Peter van Inwagen (b. 1942) is a well respected philosopher and a leading thinker in analytic philosophy, especially in the branches of metaphysics and the philosophy of religion (1).
He is the John Cardinal O’Hara Professor of Philosophy at the University of Notre Dame and the Research Professor of Philosophy at Duke University. He has taught at Syracuse University, was elected to the American Academy of Arts and Sciences (2005), was the president of the Society of Christian Philosophers (2010-2013), and was President of the Central Division of the American Philosophical Association (2008-2009).
Van Inwagen most notable contributions have been on the topic of free will. His work has proven very influential and has influenced the philosophical discussion on problem of free will and determinism. He is critical of determinism, the “the thesis that the past determines a unique future,” and believes in moral responsibility although the idea of free will remains a mystery to him. Van Inwagen has also debated the idea of the afterlife, the resurrection of the body, and the problem of evil. His literary works range from Christian apologetics to ontology and metaphysics.

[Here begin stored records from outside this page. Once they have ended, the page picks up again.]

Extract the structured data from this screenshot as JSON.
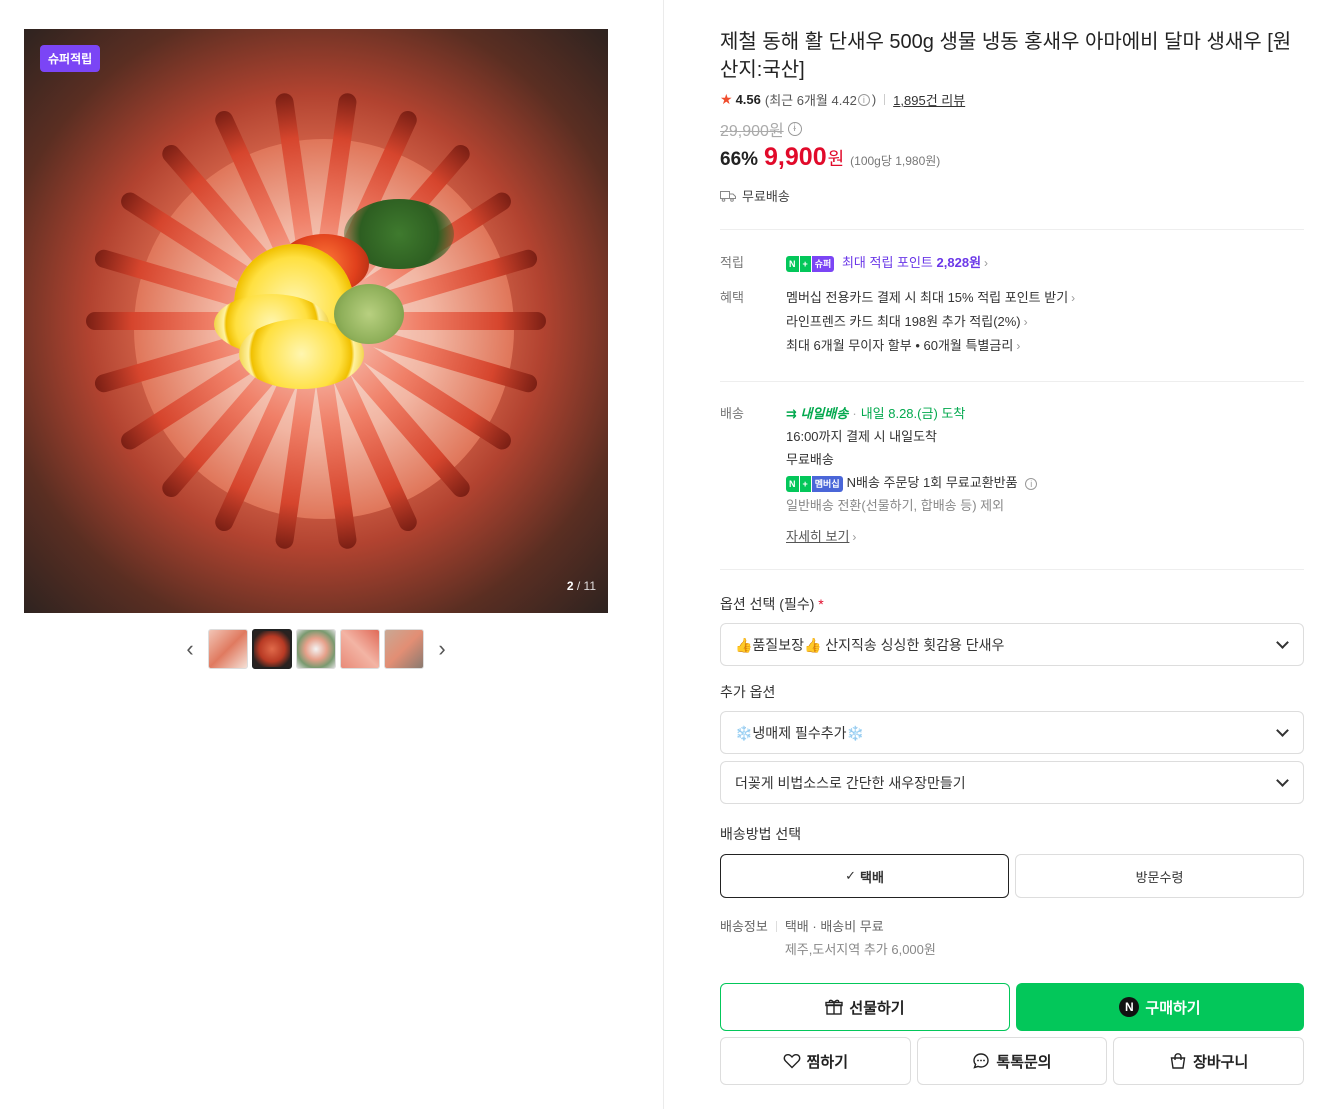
{
  "gallery": {
    "badge": "슈퍼적립",
    "counter_current": "2",
    "counter_total": "/ 11",
    "prev_icon": "chevron-left-icon",
    "next_icon": "chevron-right-icon"
  },
  "product": {
    "title": "제철 동해 활 단새우 500g 생물 냉동 홍새우 아마에비 달마 생새우 [원산지:국산]",
    "rating": "4.56",
    "rating_recent": "(최근 6개월 4.42",
    "rating_recent_close": ")",
    "review_count": "1,895건 리뷰",
    "original_price": "29,900원",
    "discount_rate": "66%",
    "price": "9,900",
    "price_unit": "원",
    "unit_price": "(100g당 1,980원)",
    "shipping_free": "무료배송"
  },
  "benefits": {
    "points_label": "적립",
    "points_badge_n": "N",
    "points_badge_plus": "+",
    "points_badge_super": "슈퍼",
    "points_text": "최대 적립 포인트",
    "points_value": "2,828원",
    "benefit_label": "혜택",
    "benefit_lines": [
      "멤버십 전용카드 결제 시 최대 15% 적립 포인트 받기",
      "라인프렌즈 카드 최대 198원 추가 적립(2%)",
      "최대 6개월 무이자 할부 • 60개월 특별금리"
    ]
  },
  "delivery": {
    "label": "배송",
    "tomorrow_badge": "내일배송",
    "arrival": "내일 8.28.(금) 도착",
    "cutoff": "16:00까지 결제 시 내일도착",
    "free": "무료배송",
    "membership_badge": "멤버십",
    "exchange": "N배송 주문당 1회 무료교환반품",
    "exclusion": "일반배송 전환(선물하기, 합배송 등) 제외",
    "details_link": "자세히 보기"
  },
  "options": {
    "required_label": "옵션 선택 (필수)",
    "required_mark": "*",
    "required_value": "👍품질보장👍 산지직송 싱싱한 횟감용 단새우",
    "additional_label": "추가 옵션",
    "additional_1": "❄️냉매제 필수추가❄️",
    "additional_2": "더꽂게 비법소스로 간단한 새우장만들기"
  },
  "shipping_method": {
    "label": "배송방법 선택",
    "courier": "택배",
    "pickup": "방문수령",
    "info_label": "배송정보",
    "info_text": "택배 · 배송비 무료",
    "info_extra": "제주,도서지역 추가 6,000원"
  },
  "actions": {
    "gift": "선물하기",
    "buy": "구매하기",
    "buy_n": "N",
    "wish": "찜하기",
    "talk": "톡톡문의",
    "cart": "장바구니"
  },
  "colors": {
    "accent_green": "#03c75a",
    "price_red": "#e10a2a",
    "super_purple": "#7b45f5"
  }
}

Van Inwagen has authored several crucial works on these topics. The Possibility Of Resurrection And Other Essays In Christian Apologetics (1997) explains his conversion to Christianity at the age of 40. He also attempts to answer philosophical objections to Christianity, especially those that he encountered in certain intellectually hostile environments. He thus engages the arguments for and against the resurrection of Jesus Christ, the problem of evil, the argument against miracles as presented by Scottish philosopher David Hume, and others. The Problem of Evil (2008) looks at the problem of suffering especially in light of the existence of an all-powerful and benevolent creator God. Van Inwagen argues that the fact that the world contains a vast amount of suffering does not show that God does not exist. Existence: Essays in Ontology (2014) explores the nature of being which was central to ancient and medieval philosophy. It engages a wide range of topics from ontological commitment, the concept of ontological structure, fictional entities, and much more.

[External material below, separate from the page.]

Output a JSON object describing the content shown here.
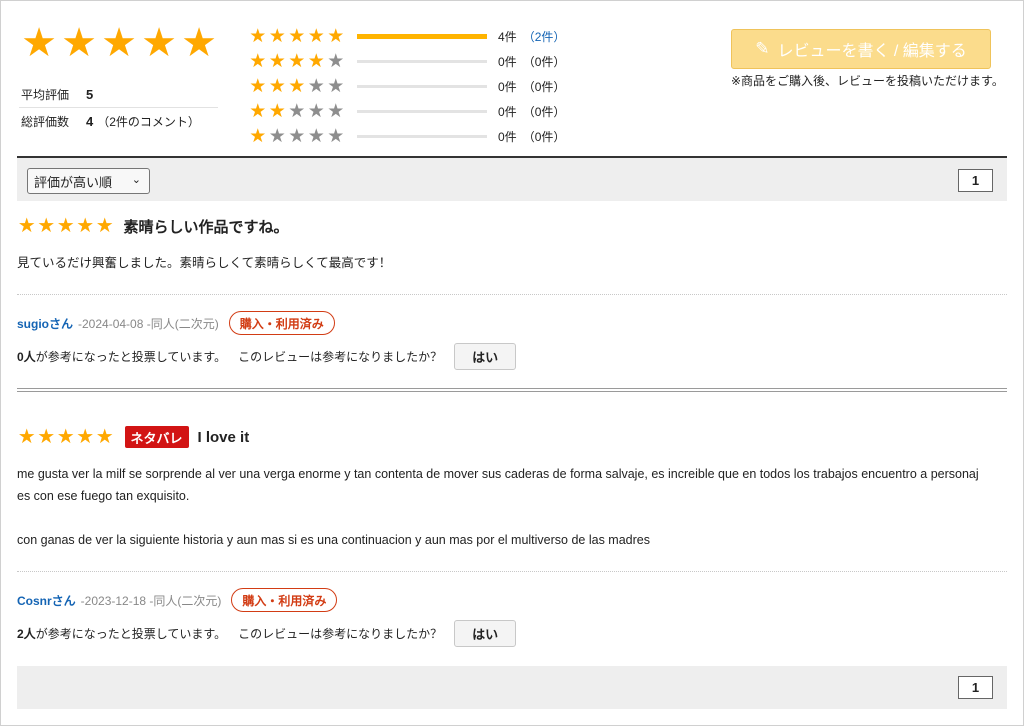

1. Closer To Truth. Van Inwagen: Philosopher, Notre Dame. Available.